• **Collected data**:
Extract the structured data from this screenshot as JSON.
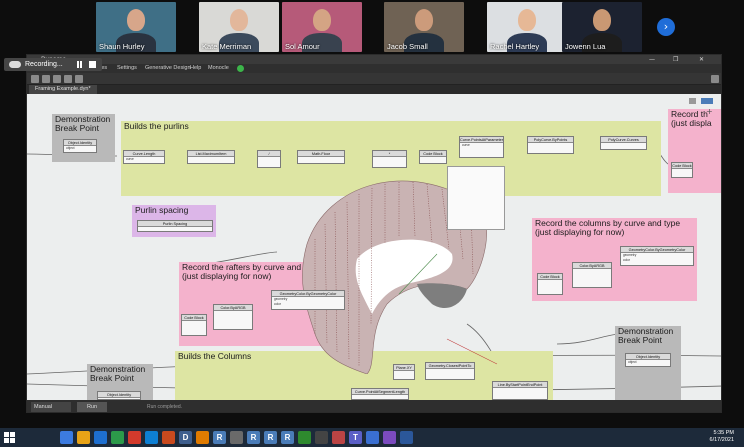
{
  "participants": [
    {
      "name": "Shaun Hurley",
      "bg": "#3f6f86",
      "skin": "#d7a68a",
      "shirt": "#2a3340"
    },
    {
      "name": "Kate Merriman",
      "bg": "#d9d9d6",
      "skin": "#e2b79b",
      "shirt": "#3b4a5c"
    },
    {
      "name": "Sol Amour",
      "bg": "#b65a79",
      "skin": "#d4a484",
      "shirt": "#39424f"
    },
    {
      "name": "Jacob Small",
      "bg": "#6f6254",
      "skin": "#cc9b7b",
      "shirt": "#24313f"
    },
    {
      "name": "Rachel Hartley",
      "bg": "#dcdfe2",
      "skin": "#e6b896",
      "shirt": "#2d3b55"
    },
    {
      "name": "Jowenn Lua",
      "bg": "#1c2230",
      "skin": "#c99873",
      "shirt": "#1d1d1d"
    }
  ],
  "recording": {
    "label": "Recording..."
  },
  "app": {
    "title": "Dynamo",
    "menu": [
      "File",
      "Edit",
      "View",
      "Packages",
      "Settings",
      "Generative Design",
      "Help",
      "Monocle"
    ],
    "tab": "Framing Example.dyn*",
    "window_controls": [
      "—",
      "❐",
      "✕"
    ]
  },
  "groups": {
    "break_point_1": "Demonstration\nBreak Point",
    "purlins": "Builds the purlins",
    "purlin_spacing": "Purlin spacing",
    "rafters": "Record the rafters by curve and type\n(just displaying for now)",
    "columns_record": "Record the columns by curve and type\n(just displaying for now)",
    "record_right": "Record th\n(just displa",
    "break_point_2": "Demonstration\nBreak Point",
    "break_point_3": "Demonstration\nBreak Point",
    "builds_columns": "Builds the Columns"
  },
  "nodes": {
    "object_identity": "Object.Identity",
    "curve_length": "Curve.Length",
    "list_maximum": "List.MaximumItem",
    "divide": "/",
    "math_floor": "Math.Floor",
    "multiply": "*",
    "code_block": "Code Block",
    "curve_points": "Curve.PointsAtParameter",
    "polycurve": "PolyCurve.ByPoints",
    "polycurve_curves": "PolyCurve.Curves",
    "purlin_slider": "Purlin Spacing",
    "geom_color": "GeometryColor.ByGeometryColor",
    "color_argb": "Color.ByARGB",
    "geometry_closest": "Geometry.ClosestPointTo",
    "line_by_points": "Line.ByStartPointEndPoint",
    "curve_point_at": "Curve.PointAtSegmentLength",
    "plane_xy": "Plane.XY",
    "port_geometry": "geometry",
    "port_color": "color",
    "port_curve": "curve",
    "port_object": "object"
  },
  "status": {
    "run_mode": "Manual",
    "run_button": "Run",
    "message": "Run completed."
  },
  "taskbar": {
    "time": "5:35 PM",
    "date": "6/17/2021",
    "apps": [
      {
        "letter": "",
        "color": "#3c7be0"
      },
      {
        "letter": "",
        "color": "#e8a317"
      },
      {
        "letter": "",
        "color": "#1e6fd0"
      },
      {
        "letter": "",
        "color": "#2c9a4a"
      },
      {
        "letter": "",
        "color": "#d33a2c"
      },
      {
        "letter": "",
        "color": "#0d7fd4"
      },
      {
        "letter": "",
        "color": "#c94a1e"
      },
      {
        "letter": "D",
        "color": "#3f5f8e"
      },
      {
        "letter": "",
        "color": "#e07b00"
      },
      {
        "letter": "R",
        "color": "#4a7cb8"
      },
      {
        "letter": "",
        "color": "#6a6a6a"
      },
      {
        "letter": "R",
        "color": "#4a7cb8"
      },
      {
        "letter": "R",
        "color": "#4a7cb8"
      },
      {
        "letter": "R",
        "color": "#4a7cb8"
      },
      {
        "letter": "",
        "color": "#2e8a2e"
      },
      {
        "letter": "",
        "color": "#444"
      },
      {
        "letter": "",
        "color": "#b44"
      },
      {
        "letter": "T",
        "color": "#5b5fc7"
      },
      {
        "letter": "",
        "color": "#3a6fd1"
      },
      {
        "letter": "",
        "color": "#7b4bbf"
      },
      {
        "letter": "",
        "color": "#2b579a"
      }
    ]
  }
}
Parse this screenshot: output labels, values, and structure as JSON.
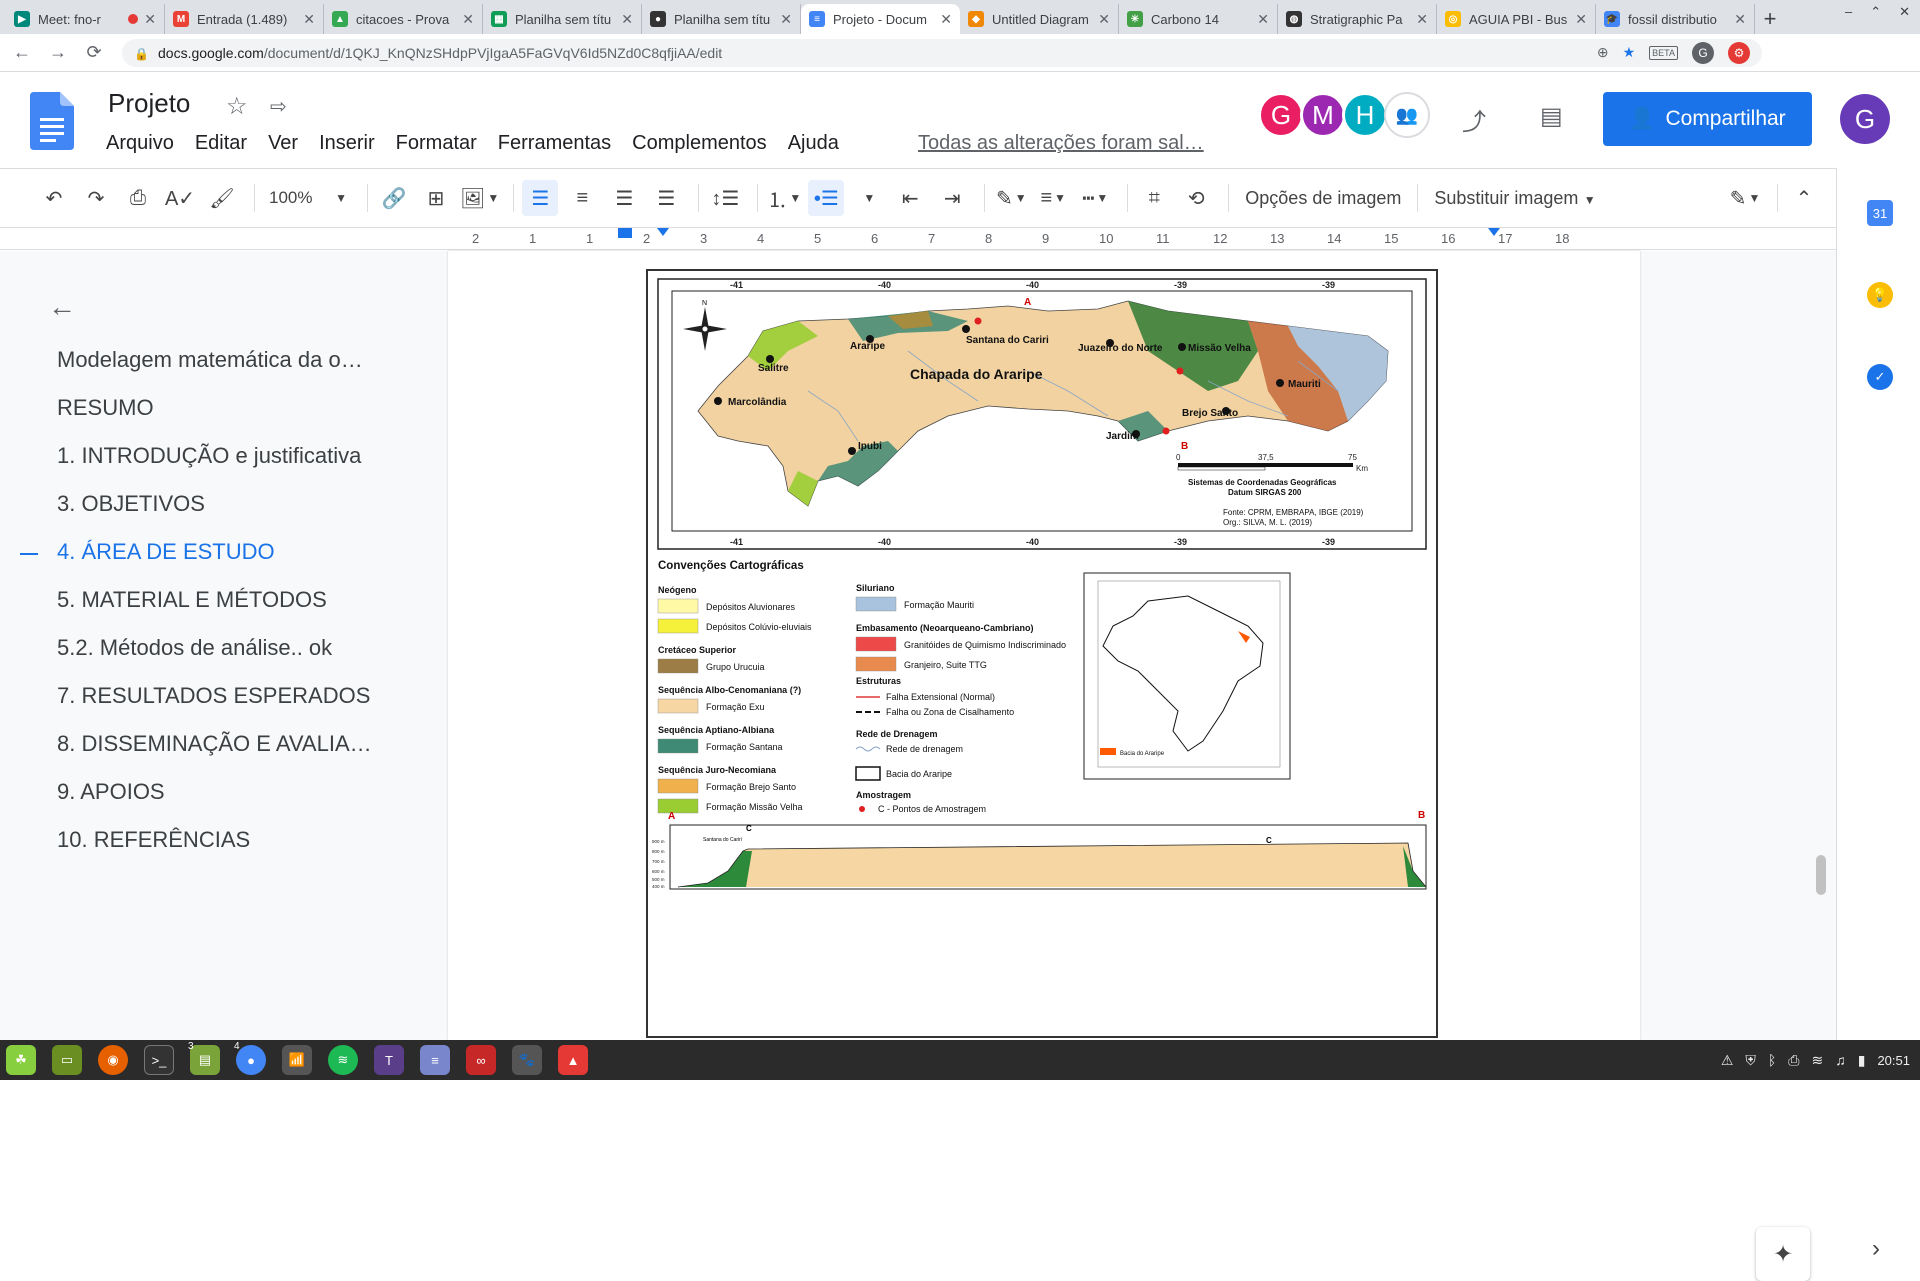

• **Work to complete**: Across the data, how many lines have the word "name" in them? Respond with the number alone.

• **Answer to the problem**: 6